TASK TO CARRY OUT - Work through the data line by line, gathering every line that has the word "States".

Dataset rows for apps and sites:
------------------------------

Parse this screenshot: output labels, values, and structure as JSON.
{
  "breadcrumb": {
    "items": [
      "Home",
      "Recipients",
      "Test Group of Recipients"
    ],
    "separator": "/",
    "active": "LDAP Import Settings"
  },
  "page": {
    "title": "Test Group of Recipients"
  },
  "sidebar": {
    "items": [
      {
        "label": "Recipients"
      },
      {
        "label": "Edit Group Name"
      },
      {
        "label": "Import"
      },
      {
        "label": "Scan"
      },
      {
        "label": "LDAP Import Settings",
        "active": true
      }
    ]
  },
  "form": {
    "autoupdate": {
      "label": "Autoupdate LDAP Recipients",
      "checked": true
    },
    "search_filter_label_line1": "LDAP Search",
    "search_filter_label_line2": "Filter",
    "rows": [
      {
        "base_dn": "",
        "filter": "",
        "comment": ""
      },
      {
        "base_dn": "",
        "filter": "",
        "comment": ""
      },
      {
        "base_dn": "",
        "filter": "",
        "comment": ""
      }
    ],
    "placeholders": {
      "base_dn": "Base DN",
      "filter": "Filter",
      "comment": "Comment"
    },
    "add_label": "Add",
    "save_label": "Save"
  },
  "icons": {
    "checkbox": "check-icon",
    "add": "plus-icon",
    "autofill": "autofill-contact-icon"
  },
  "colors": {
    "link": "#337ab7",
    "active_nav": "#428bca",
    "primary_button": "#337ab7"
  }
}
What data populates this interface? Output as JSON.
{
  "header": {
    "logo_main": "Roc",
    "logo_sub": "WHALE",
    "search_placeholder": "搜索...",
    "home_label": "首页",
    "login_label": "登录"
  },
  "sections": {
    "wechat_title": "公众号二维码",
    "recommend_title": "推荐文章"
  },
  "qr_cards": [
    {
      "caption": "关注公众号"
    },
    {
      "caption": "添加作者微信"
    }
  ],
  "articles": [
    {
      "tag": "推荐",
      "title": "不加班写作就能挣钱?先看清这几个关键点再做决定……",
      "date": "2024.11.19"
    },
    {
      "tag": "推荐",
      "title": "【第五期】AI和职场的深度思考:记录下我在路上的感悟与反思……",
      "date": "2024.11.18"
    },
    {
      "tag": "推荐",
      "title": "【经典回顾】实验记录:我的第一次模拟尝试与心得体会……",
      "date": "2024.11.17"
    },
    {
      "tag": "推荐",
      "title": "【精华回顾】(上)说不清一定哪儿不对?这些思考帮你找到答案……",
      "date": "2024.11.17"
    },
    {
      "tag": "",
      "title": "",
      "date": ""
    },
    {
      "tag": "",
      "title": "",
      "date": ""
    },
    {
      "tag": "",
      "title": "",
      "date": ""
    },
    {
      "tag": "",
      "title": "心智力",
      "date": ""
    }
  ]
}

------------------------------

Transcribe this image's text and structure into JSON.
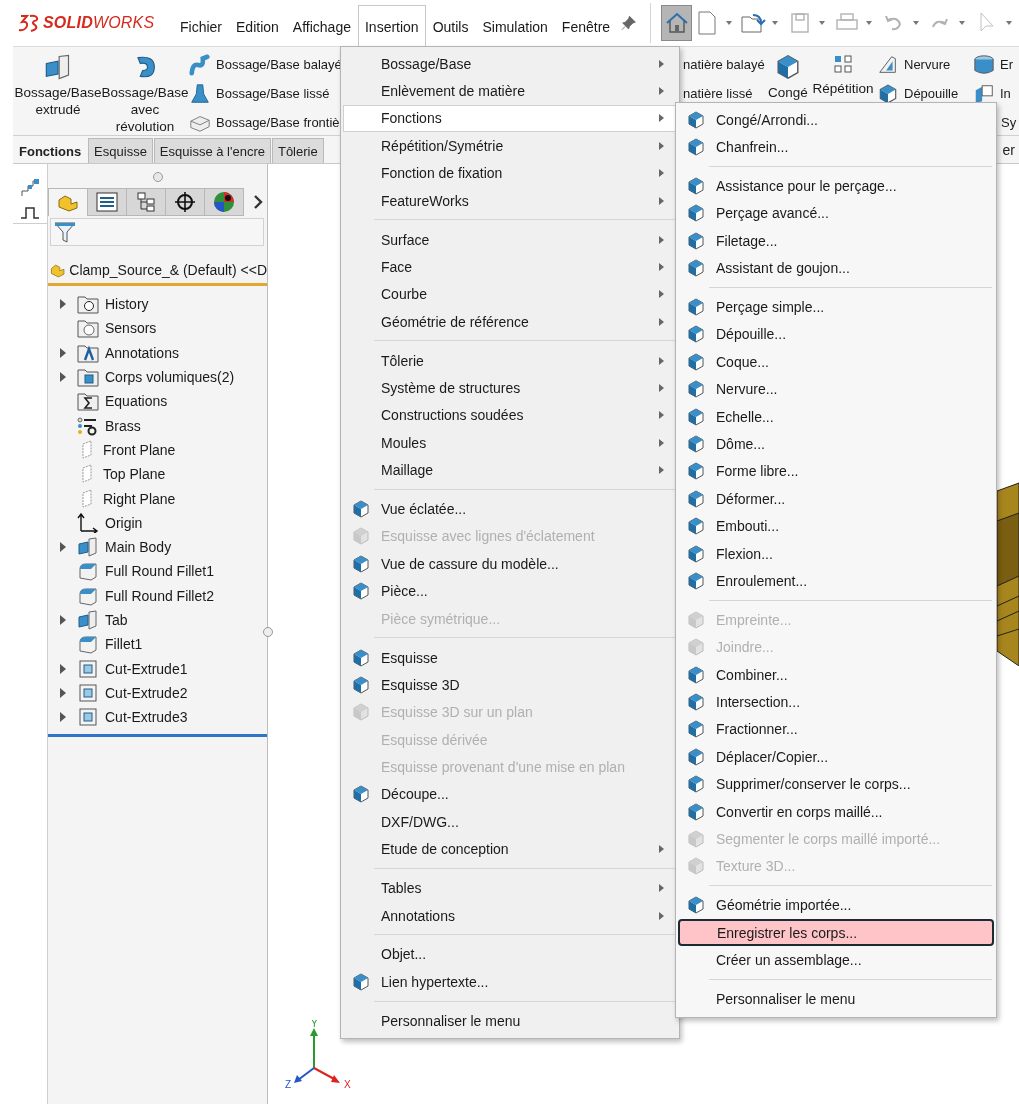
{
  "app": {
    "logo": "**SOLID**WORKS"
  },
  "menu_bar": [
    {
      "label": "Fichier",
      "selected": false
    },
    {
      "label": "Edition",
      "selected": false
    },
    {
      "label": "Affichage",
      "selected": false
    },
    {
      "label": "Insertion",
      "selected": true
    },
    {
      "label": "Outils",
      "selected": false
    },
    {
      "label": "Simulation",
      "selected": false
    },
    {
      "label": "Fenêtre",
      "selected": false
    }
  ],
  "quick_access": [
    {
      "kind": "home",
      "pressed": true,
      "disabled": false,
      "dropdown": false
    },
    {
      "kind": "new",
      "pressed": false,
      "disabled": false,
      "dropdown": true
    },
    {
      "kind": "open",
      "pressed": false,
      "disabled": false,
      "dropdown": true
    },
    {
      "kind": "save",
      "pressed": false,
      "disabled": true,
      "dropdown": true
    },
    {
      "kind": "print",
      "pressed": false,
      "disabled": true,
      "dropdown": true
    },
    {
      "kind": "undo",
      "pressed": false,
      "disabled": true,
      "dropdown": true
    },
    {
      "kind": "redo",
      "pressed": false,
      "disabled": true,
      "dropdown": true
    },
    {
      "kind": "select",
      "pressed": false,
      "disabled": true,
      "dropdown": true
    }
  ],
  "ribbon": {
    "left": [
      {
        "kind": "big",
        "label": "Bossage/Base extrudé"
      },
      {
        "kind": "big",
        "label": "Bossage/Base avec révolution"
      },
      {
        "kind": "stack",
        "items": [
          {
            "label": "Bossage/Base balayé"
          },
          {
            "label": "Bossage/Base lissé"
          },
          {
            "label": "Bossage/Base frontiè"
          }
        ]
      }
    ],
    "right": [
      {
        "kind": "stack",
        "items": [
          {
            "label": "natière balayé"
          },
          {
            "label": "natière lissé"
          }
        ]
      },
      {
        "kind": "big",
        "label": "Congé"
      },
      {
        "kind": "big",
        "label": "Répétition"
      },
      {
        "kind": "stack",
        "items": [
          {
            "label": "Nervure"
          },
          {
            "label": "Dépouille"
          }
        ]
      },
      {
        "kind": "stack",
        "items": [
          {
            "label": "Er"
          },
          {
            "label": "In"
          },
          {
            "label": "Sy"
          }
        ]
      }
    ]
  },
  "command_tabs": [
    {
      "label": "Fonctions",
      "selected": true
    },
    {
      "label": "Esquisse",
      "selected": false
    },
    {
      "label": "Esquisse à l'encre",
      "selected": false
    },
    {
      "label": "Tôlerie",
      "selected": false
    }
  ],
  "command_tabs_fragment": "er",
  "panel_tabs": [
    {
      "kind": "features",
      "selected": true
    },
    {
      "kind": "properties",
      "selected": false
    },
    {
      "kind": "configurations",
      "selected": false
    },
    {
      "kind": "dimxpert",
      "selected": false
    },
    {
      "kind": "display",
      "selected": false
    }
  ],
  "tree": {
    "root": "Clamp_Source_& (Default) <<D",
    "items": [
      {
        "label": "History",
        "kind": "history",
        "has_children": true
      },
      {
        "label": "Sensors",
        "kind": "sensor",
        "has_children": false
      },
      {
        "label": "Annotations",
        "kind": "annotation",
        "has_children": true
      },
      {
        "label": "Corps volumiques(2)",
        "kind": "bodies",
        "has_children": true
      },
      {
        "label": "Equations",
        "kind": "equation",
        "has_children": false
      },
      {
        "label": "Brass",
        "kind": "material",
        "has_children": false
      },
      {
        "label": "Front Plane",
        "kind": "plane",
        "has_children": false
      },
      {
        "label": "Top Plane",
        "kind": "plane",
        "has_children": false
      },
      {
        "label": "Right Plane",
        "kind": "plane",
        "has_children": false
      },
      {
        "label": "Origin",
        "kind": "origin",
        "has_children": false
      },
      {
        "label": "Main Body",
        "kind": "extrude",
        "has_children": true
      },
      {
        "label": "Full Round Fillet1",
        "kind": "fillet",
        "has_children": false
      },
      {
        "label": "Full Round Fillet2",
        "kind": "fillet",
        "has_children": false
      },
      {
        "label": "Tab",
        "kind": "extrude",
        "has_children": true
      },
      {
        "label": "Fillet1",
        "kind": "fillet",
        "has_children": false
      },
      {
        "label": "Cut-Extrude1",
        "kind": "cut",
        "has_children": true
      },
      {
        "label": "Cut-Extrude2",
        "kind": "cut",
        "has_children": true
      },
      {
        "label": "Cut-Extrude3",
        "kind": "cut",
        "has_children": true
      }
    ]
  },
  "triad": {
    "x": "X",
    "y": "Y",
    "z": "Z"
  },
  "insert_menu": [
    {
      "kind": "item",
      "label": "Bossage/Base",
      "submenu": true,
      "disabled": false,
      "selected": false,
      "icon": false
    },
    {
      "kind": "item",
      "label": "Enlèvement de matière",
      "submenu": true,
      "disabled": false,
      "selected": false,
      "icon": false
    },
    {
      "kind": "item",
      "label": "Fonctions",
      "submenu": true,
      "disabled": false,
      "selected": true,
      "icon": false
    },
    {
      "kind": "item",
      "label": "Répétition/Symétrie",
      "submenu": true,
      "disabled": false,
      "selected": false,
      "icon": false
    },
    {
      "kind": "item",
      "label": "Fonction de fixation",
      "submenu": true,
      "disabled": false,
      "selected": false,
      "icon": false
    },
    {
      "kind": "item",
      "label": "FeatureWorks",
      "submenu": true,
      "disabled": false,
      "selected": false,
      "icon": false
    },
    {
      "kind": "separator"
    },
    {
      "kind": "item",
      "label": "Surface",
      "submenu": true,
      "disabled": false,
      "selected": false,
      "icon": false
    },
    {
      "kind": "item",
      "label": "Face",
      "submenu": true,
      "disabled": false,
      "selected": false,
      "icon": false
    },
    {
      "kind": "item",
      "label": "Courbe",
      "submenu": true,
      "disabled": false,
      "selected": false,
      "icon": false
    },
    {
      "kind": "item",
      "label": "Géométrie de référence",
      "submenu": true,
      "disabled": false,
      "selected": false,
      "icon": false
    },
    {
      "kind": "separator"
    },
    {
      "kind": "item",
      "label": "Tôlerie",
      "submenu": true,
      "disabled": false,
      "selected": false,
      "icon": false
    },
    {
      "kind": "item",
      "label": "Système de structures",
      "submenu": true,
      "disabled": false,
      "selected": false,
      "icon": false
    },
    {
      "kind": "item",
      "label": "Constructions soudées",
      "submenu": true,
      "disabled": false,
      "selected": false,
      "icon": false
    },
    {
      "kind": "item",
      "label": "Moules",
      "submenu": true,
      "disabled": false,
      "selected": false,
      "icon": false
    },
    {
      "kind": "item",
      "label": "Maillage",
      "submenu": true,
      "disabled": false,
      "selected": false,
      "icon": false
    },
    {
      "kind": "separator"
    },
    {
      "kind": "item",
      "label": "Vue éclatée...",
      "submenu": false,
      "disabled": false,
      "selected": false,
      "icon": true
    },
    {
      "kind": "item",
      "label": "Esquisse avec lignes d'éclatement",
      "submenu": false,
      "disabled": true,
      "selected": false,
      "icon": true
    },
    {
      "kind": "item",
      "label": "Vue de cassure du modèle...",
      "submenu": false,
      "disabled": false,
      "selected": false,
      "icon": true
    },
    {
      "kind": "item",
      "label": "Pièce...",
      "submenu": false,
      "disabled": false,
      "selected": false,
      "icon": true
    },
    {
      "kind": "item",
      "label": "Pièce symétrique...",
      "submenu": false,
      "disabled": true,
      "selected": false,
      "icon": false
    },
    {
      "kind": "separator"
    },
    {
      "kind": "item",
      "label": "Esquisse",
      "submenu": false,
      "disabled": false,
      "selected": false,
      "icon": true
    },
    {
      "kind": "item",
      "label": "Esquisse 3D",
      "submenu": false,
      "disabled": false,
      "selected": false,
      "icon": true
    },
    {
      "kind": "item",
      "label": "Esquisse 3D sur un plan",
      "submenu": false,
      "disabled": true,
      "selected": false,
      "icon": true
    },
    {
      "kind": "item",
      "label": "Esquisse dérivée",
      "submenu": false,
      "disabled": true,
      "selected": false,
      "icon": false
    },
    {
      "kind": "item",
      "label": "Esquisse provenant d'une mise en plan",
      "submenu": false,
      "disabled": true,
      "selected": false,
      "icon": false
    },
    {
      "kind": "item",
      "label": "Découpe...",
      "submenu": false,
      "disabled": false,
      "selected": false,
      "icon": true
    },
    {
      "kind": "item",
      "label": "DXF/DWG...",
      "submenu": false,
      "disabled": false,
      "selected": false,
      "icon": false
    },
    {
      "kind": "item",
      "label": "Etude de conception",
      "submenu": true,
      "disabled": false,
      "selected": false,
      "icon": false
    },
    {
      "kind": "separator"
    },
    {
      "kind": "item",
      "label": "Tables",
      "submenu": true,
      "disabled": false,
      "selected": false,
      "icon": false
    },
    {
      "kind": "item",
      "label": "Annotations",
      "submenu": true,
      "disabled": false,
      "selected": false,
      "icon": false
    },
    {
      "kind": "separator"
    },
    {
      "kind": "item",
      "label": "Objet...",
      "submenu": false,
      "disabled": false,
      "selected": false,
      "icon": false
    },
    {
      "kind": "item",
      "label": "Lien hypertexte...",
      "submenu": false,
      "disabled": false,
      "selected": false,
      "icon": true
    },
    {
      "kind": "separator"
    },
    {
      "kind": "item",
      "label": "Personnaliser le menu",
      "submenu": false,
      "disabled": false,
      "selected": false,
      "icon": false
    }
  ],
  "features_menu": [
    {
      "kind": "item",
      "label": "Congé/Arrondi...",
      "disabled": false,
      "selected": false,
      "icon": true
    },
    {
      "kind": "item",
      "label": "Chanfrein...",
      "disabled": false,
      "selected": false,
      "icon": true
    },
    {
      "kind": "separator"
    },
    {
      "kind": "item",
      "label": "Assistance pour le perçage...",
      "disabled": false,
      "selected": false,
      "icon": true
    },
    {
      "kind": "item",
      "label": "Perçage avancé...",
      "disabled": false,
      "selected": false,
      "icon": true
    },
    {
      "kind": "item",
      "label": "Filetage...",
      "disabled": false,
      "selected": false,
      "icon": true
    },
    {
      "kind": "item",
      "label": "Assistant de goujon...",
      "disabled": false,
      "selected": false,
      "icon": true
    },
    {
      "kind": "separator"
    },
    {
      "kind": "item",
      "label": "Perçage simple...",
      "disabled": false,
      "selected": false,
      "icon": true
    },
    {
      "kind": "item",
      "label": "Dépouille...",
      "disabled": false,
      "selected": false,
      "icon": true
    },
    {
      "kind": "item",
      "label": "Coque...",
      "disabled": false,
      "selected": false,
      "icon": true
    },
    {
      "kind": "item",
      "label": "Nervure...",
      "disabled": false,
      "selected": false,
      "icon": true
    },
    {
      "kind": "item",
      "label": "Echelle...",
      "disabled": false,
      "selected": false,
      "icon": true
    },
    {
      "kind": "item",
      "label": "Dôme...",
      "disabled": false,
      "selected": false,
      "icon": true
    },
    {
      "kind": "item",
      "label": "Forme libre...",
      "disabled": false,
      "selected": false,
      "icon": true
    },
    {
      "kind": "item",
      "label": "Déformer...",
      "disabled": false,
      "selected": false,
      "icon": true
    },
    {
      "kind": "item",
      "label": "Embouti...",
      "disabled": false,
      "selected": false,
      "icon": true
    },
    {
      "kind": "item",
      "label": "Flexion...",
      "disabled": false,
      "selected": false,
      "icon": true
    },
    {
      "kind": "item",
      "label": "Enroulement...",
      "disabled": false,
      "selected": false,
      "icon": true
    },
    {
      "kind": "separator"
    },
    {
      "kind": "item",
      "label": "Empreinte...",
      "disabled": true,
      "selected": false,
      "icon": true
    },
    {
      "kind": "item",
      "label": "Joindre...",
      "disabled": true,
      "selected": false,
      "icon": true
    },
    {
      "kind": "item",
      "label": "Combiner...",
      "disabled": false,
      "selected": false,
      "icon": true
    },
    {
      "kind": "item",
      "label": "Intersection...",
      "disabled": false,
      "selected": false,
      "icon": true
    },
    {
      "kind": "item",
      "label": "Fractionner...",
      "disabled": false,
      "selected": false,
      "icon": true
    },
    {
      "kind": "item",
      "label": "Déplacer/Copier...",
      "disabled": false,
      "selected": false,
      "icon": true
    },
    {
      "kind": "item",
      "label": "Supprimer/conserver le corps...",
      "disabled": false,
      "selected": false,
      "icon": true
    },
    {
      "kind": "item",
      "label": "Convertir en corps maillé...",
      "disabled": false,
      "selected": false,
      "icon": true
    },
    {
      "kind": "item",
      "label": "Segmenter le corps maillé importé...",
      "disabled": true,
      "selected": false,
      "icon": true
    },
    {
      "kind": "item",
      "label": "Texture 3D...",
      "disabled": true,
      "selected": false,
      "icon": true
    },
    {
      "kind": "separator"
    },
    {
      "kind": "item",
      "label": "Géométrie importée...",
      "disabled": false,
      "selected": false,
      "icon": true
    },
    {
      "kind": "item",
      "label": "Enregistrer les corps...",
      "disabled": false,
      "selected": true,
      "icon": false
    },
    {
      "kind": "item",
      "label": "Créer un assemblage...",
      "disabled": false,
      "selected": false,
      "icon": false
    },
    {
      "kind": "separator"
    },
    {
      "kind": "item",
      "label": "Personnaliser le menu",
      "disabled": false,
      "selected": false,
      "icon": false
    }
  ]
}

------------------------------

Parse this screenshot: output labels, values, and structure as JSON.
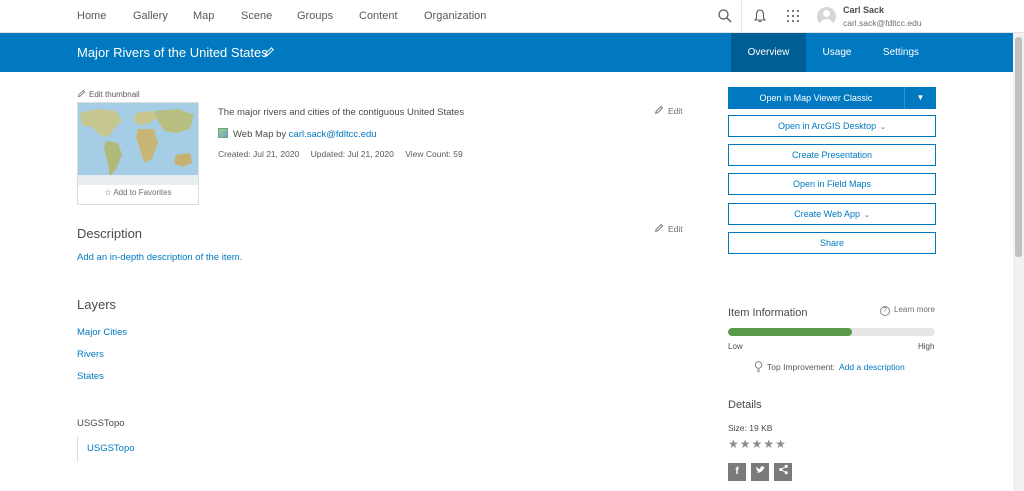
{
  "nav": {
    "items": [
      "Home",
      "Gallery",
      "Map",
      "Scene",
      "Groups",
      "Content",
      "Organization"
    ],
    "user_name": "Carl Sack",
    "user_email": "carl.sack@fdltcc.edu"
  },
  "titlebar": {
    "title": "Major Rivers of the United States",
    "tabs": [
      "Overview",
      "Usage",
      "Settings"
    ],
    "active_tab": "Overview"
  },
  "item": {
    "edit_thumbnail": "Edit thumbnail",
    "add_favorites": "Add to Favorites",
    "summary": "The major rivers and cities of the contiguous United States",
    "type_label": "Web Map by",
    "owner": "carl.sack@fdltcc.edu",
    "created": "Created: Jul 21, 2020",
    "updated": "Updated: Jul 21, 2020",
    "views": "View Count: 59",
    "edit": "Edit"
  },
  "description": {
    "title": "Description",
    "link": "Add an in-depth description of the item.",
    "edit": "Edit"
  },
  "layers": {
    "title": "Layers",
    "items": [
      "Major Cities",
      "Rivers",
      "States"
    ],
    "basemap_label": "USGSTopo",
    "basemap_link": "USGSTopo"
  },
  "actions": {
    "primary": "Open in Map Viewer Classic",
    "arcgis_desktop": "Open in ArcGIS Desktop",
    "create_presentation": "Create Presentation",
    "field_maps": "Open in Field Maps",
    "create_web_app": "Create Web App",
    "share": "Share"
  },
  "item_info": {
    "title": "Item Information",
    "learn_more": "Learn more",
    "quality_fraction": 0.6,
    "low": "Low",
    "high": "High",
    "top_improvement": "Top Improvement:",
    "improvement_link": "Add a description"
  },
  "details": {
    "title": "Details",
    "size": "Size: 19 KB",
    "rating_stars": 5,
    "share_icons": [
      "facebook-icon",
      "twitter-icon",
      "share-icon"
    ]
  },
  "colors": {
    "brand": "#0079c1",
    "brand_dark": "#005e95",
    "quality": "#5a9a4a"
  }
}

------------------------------

RESPONSE BELOW -
    "title": "Major Rivers of the United States",
    "summary": "The major rivers and cities of the contiguous United States",
      "States"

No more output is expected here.